#### INPUT MATERIAL

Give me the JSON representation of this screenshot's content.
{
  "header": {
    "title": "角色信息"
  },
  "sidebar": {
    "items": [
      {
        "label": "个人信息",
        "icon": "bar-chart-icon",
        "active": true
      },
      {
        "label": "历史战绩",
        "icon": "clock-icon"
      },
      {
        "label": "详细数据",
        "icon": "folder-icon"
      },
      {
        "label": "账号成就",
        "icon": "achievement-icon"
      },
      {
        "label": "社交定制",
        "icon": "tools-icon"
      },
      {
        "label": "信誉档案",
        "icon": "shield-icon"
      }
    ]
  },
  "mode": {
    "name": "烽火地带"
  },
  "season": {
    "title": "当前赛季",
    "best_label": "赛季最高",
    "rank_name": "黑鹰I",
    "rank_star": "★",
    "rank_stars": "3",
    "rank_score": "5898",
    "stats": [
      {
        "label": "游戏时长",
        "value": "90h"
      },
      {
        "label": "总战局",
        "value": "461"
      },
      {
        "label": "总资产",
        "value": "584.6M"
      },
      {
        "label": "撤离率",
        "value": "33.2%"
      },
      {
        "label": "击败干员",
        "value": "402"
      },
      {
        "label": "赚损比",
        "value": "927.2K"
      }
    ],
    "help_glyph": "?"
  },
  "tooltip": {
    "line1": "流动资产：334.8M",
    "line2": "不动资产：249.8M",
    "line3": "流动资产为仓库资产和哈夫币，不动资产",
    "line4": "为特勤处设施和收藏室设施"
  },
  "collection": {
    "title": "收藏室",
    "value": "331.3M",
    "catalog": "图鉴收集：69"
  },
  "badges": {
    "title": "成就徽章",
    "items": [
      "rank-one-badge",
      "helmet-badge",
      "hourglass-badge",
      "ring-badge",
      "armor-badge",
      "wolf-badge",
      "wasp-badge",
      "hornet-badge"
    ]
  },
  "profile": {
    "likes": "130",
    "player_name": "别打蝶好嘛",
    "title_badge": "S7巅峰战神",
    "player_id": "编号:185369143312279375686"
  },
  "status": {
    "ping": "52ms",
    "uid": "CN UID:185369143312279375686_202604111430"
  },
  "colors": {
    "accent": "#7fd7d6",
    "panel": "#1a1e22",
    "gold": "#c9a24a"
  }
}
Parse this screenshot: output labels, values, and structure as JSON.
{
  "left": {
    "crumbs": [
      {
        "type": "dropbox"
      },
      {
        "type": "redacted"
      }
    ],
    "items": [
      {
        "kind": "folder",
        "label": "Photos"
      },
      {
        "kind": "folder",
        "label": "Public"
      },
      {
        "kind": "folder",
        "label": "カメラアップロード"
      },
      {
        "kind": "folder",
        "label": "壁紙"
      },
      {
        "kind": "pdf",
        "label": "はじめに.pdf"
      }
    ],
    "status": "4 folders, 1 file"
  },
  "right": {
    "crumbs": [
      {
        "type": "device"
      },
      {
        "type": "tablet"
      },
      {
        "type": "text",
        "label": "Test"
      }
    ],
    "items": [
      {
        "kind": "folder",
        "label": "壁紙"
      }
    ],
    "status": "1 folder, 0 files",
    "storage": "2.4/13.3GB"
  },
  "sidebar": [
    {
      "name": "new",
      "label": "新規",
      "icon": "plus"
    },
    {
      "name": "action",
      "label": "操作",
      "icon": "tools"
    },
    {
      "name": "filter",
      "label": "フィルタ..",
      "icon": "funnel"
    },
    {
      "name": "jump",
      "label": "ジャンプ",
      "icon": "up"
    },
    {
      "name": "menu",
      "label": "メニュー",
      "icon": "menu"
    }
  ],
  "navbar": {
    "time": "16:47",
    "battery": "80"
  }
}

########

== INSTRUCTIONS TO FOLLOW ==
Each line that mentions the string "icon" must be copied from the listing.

== FINISHED EXERCISE ==
        "icon": "bar-chart-icon",
        "icon": "clock-icon"
        "icon": "folder-icon"
        "icon": "achievement-icon"
        "icon": "tools-icon"
        "icon": "shield-icon"
      "icon": "plus"
      "icon": "tools"
      "icon": "funnel"
      "icon": "up"
      "icon": "menu"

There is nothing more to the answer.